The route for the 2023 Giro d’Italia (opens in new tab) features 70.6 kilometres of time trialling spread over three stages, a huge increase from the 26.2 kilometres of time trialling in 2022.
The route, unveiled this afternoon in the Giorgio Gaber Teatro Lirico, Milan begins with an 18 kilometre time trial on a bike path in Abruzzo and concludes with a circuit stage in Rome three weeks later.
As well three time trial stages, including a brutal uphill one on stage 20, the 2023 route features six other uphill finishes, eight sprint days and a tough final week including the mountains of the Dolomites.
2022 winner Jai Hindley along with former winners Vincenzo Nibali and Alberto Contador were present for the ceremony in Milan, with Contador labelling the 2023 route a "10 star" Giro d'Italia.
The last time the Giro d’Italia featured more than 70 kilometres of time trial action was in 2013, and this will be seen as a move to entice the likes of Remco Evenepoel, Geraint Thomas and Primož Roglič to Italy next year. The standout of the three time trials in 2023 will be the stage 20 mountain time trial from Tarvisio to Monte Lussari sanctuary.
As well as the time trialling action, the route features more than 50,000 metres of climbing including a summit finish at Monte Bondone.
The opening week’s action will take place in the south of Italy before travelling north through the Tuscany region towards Turin, Bergamo and then the Dolomites.
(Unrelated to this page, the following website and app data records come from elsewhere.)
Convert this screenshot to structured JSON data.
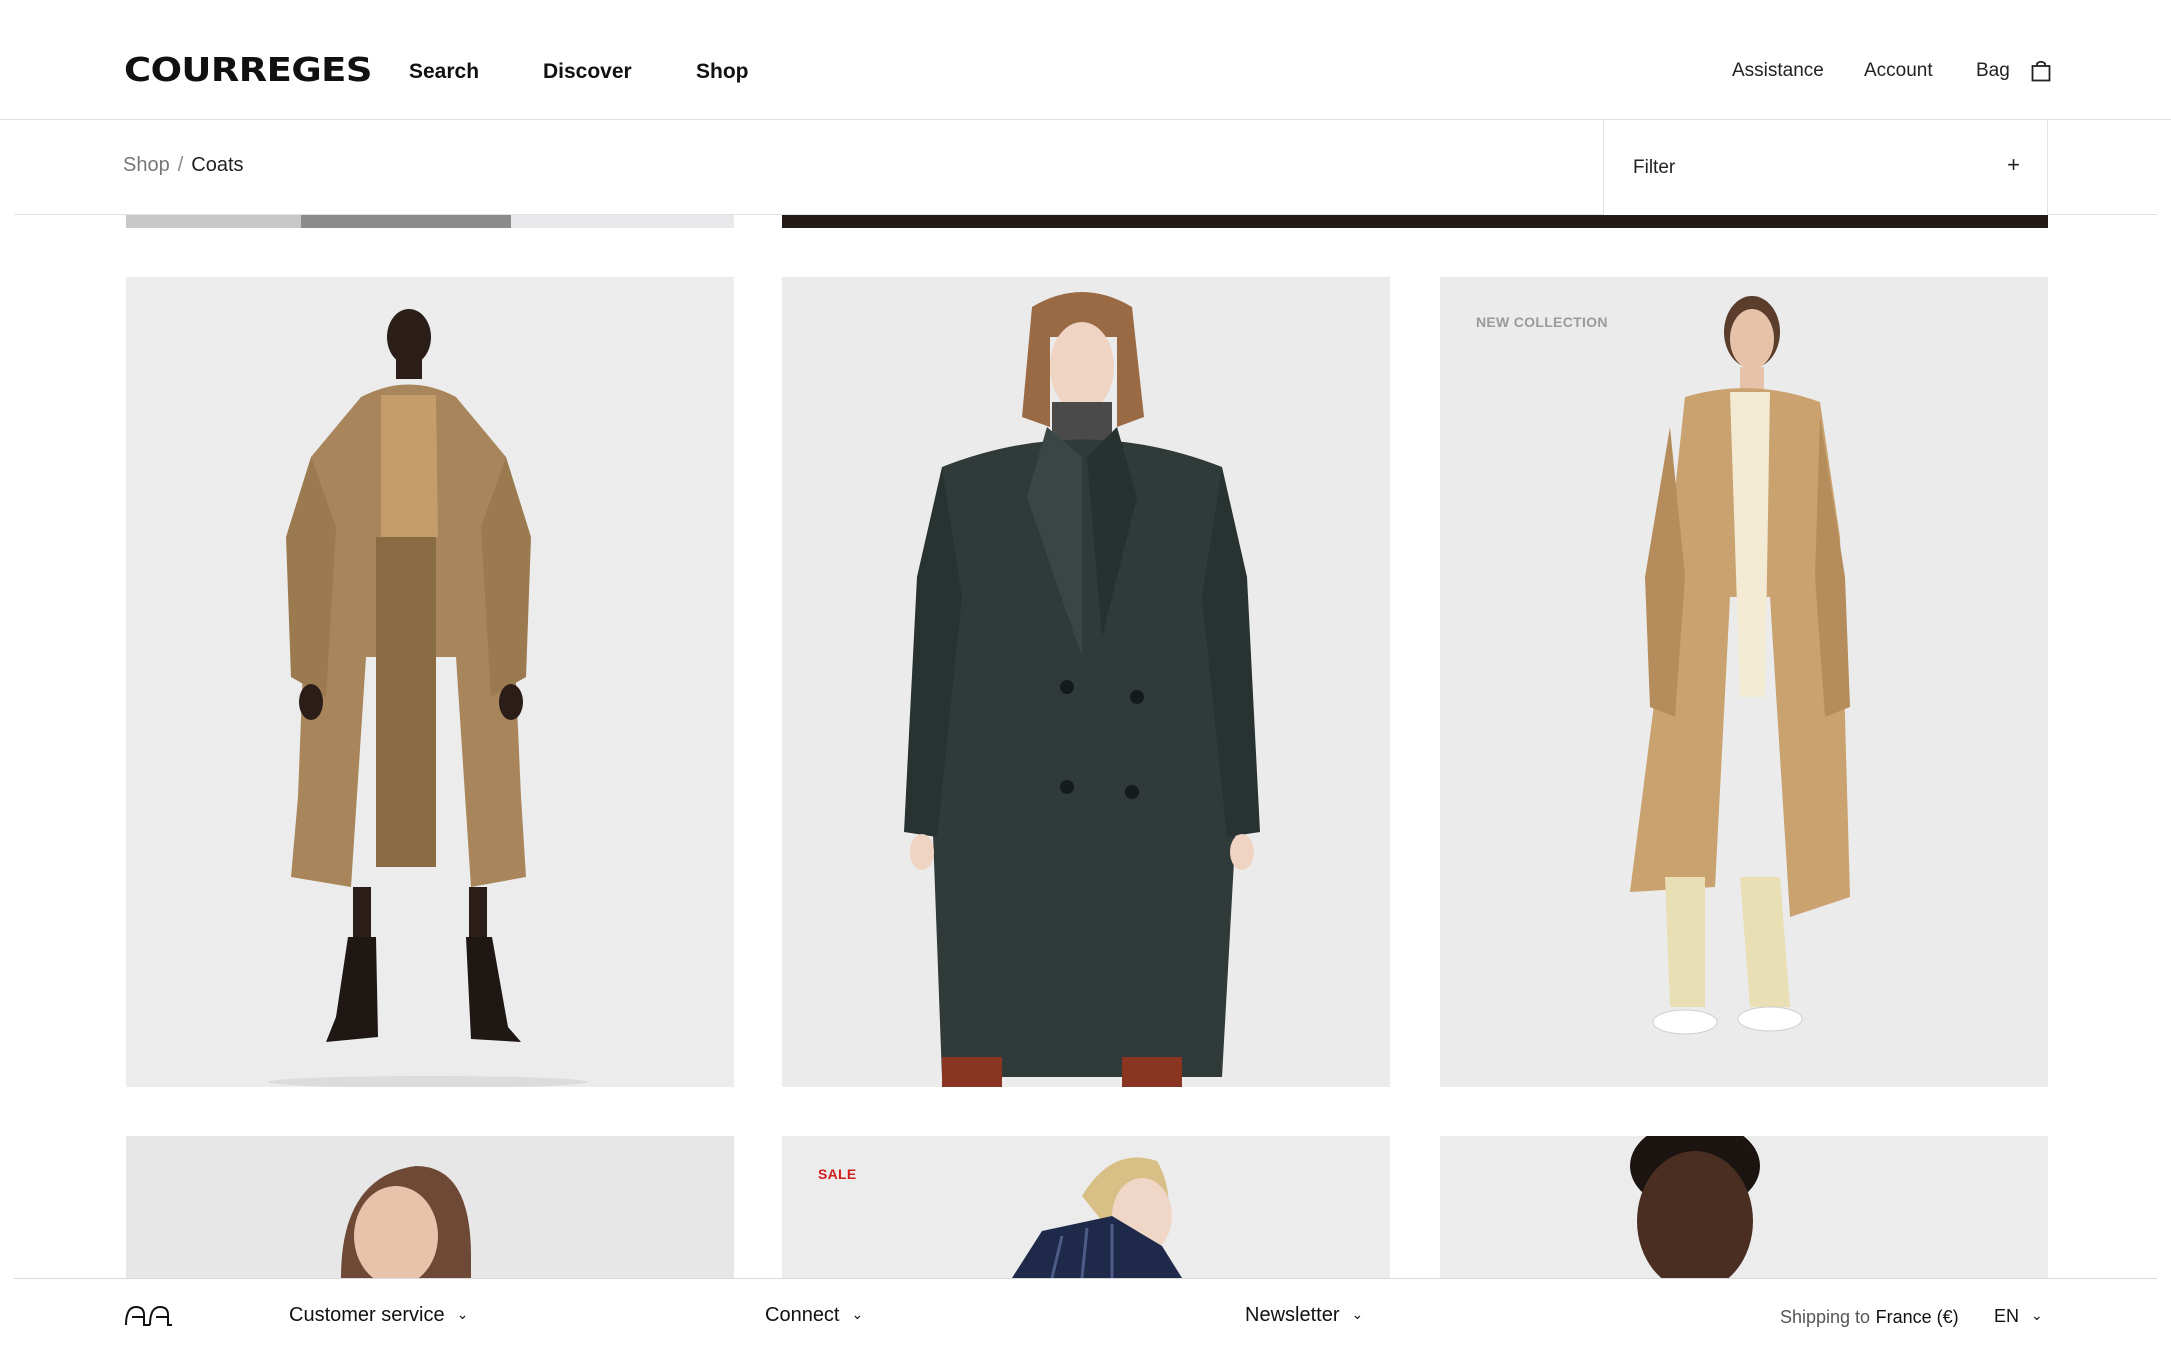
{
  "header": {
    "logo": "COURREGES",
    "nav": [
      "Search",
      "Discover",
      "Shop"
    ],
    "right_links": [
      "Assistance",
      "Account",
      "Bag"
    ],
    "bag_icon": "shopping-bag-icon"
  },
  "subheader": {
    "breadcrumb": {
      "parent": "Shop",
      "separator": "/",
      "current": "Coats"
    },
    "filter": {
      "label": "Filter",
      "toggle": "+"
    }
  },
  "products": {
    "row1": [
      {
        "badge": ""
      },
      {
        "badge": ""
      },
      {
        "badge": "NEW COLLECTION"
      }
    ],
    "row2": [
      {
        "badge": ""
      },
      {
        "badge": "SALE"
      },
      {
        "badge": ""
      }
    ]
  },
  "colors": {
    "sale": "#d0201f",
    "new_collection": "#9a9a9a",
    "tile_bg": "#ececec",
    "camel": "#b89a70",
    "charcoal": "#2f3a39",
    "light_camel": "#d5b388"
  },
  "footer": {
    "monogram_icon": "courreges-monogram-icon",
    "customer_service": "Customer service",
    "connect": "Connect",
    "newsletter": "Newsletter",
    "shipping_prefix": "Shipping to",
    "shipping_country": "France (€)",
    "language": "EN",
    "chevron": "⌄"
  }
}
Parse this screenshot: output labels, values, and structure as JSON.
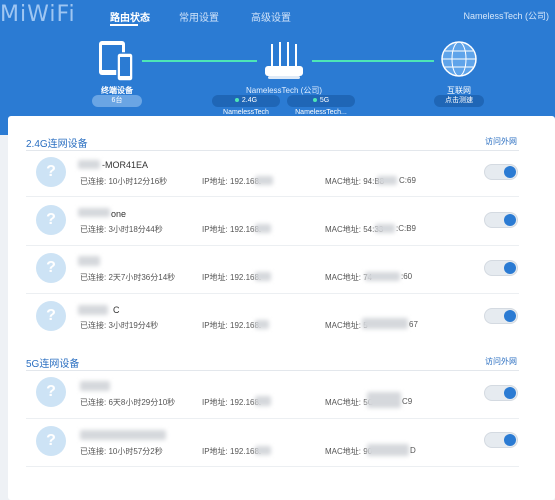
{
  "header": {
    "logo": "MiWiFi",
    "nav": [
      "路由状态",
      "常用设置",
      "高级设置"
    ],
    "account": "NamelessTech (公司)"
  },
  "topology": {
    "devices_label": "终端设备",
    "devices_count": "6台",
    "router_name": "NamelessTech (公司)",
    "ssid_24": "2.4G NamelessTech",
    "ssid_5": "5G NamelessTech...",
    "internet_label": "互联网",
    "internet_status": "点击测速"
  },
  "sections": [
    {
      "title": "2.4G连网设备",
      "link": "访问外网",
      "devices": [
        {
          "name": "-MOR41EA",
          "connected": "已连接: 10小时12分16秒",
          "ip": "IP地址: 192.168.",
          "mac": "MAC地址: 94:B8",
          "mac_tail": "C:69"
        },
        {
          "name": "one",
          "connected": "已连接: 3小时18分44秒",
          "ip": "IP地址: 192.168.",
          "mac": "MAC地址: 54:33",
          "mac_tail": ":C:B9"
        },
        {
          "name": "",
          "connected": "已连接: 2天7小时36分14秒",
          "ip": "IP地址: 192.168.",
          "mac": "MAC地址: 74",
          "mac_tail": ":60"
        },
        {
          "name": "C",
          "connected": "已连接: 3小时19分4秒",
          "ip": "IP地址: 192.168.",
          "mac": "MAC地址: 5",
          "mac_tail": "67"
        }
      ]
    },
    {
      "title": "5G连网设备",
      "link": "访问外网",
      "devices": [
        {
          "name": "",
          "connected": "已连接: 6天8小时29分10秒",
          "ip": "IP地址: 192.168.",
          "mac": "MAC地址: 5C",
          "mac_tail": "C9"
        },
        {
          "name": "",
          "connected": "已连接: 10小时57分2秒",
          "ip": "IP地址: 192.168.",
          "mac": "MAC地址: 90",
          "mac_tail": "D"
        }
      ]
    }
  ]
}
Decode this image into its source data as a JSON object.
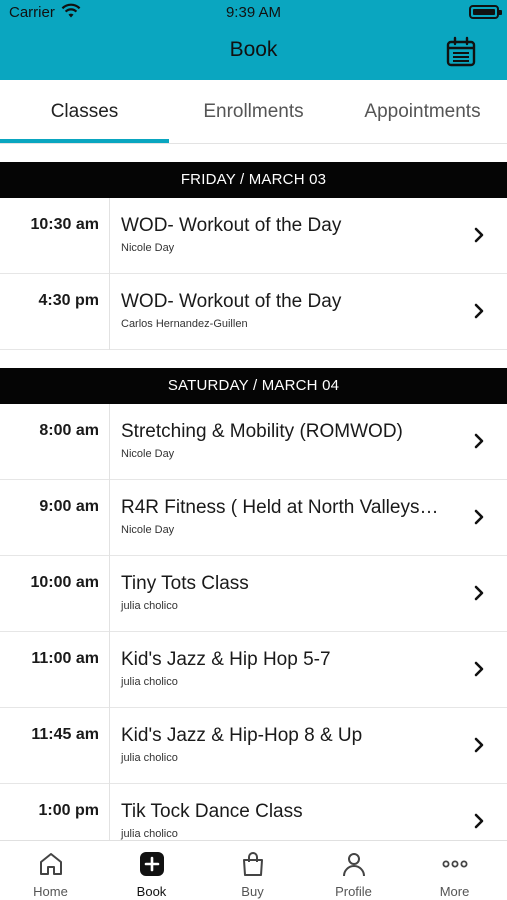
{
  "status_bar": {
    "carrier": "Carrier",
    "time": "9:39 AM"
  },
  "header": {
    "title": "Book",
    "calendar_icon": "calendar-icon"
  },
  "colors": {
    "accent": "#0aa6c0",
    "day_header_bg": "#050505"
  },
  "tabs": [
    {
      "label": "Classes",
      "active": true
    },
    {
      "label": "Enrollments",
      "active": false
    },
    {
      "label": "Appointments",
      "active": false
    }
  ],
  "days": [
    {
      "label": "FRIDAY / MARCH 03",
      "classes": [
        {
          "time": "10:30 am",
          "title": "WOD- Workout of the Day",
          "instructor": "Nicole Day"
        },
        {
          "time": "4:30 pm",
          "title": "WOD- Workout of the Day",
          "instructor": "Carlos Hernandez-Guillen"
        }
      ]
    },
    {
      "label": "SATURDAY / MARCH 04",
      "classes": [
        {
          "time": "8:00 am",
          "title": "Stretching & Mobility (ROMWOD)",
          "instructor": "Nicole Day"
        },
        {
          "time": "9:00 am",
          "title": "R4R Fitness ( Held at North Valleys…",
          "instructor": "Nicole Day"
        },
        {
          "time": "10:00 am",
          "title": "Tiny Tots Class",
          "instructor": "julia cholico"
        },
        {
          "time": "11:00 am",
          "title": "Kid's Jazz & Hip Hop 5-7",
          "instructor": "julia cholico"
        },
        {
          "time": "11:45 am",
          "title": "Kid's Jazz & Hip-Hop 8 & Up",
          "instructor": "julia cholico"
        },
        {
          "time": "1:00 pm",
          "title": "Tik Tock Dance Class",
          "instructor": "julia cholico"
        }
      ]
    }
  ],
  "tabbar": [
    {
      "label": "Home",
      "icon": "home-icon",
      "active": false
    },
    {
      "label": "Book",
      "icon": "plus-square-icon",
      "active": true
    },
    {
      "label": "Buy",
      "icon": "shopping-bag-icon",
      "active": false
    },
    {
      "label": "Profile",
      "icon": "person-icon",
      "active": false
    },
    {
      "label": "More",
      "icon": "more-dots-icon",
      "active": false
    }
  ]
}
A key feature of the second week will be a hilly stage around the town of Bergamo which will feature many of the climbs associated with the Il Lombardia monument as well as an Alpine stage in Switzerland.
The third week will see the riders tackling a classic Giro d’Italia final week in the high mountains.
Stage 16 from Sabbio Chiese to Monte Bondone is bound to be particularly gruelling with more than 5,200 metres on the way to the summit finish. Stage 19 is a key Dolomite stage and will feature multiple mythical climbs associated with the Italian grand tour.
The riders will take on the Passo di Campolongo, the Passo Valparola, the infamous Passo Giau and then the Tre Cime di Lavaredo associated with a big win for Vincenzo Nibali when he won the 2013 edition of the race.
If the brutality of stage 19 wasn’t enough, the stage 20 mountain top time trial, close to the border of Slovenia, will feature unbelievably savage gradients of 15% in the first 4 kilometres of the final climb alone.
When they finally reach Rome, the winner of the 2023 Giro d’Italia will be crowned around the ancient site of the Colosseum making for a fitting finale to what promises to be a brutal edition of the Italian Grand Tour.
Thank you for reading 5 articles this month* Join now for unlimited access
Enjoy your first month for just £1 / $1 / €1
*Read 5 free articles per month without a subscription
Join now for unlimited access
Try first month for just £1 / $1 / €1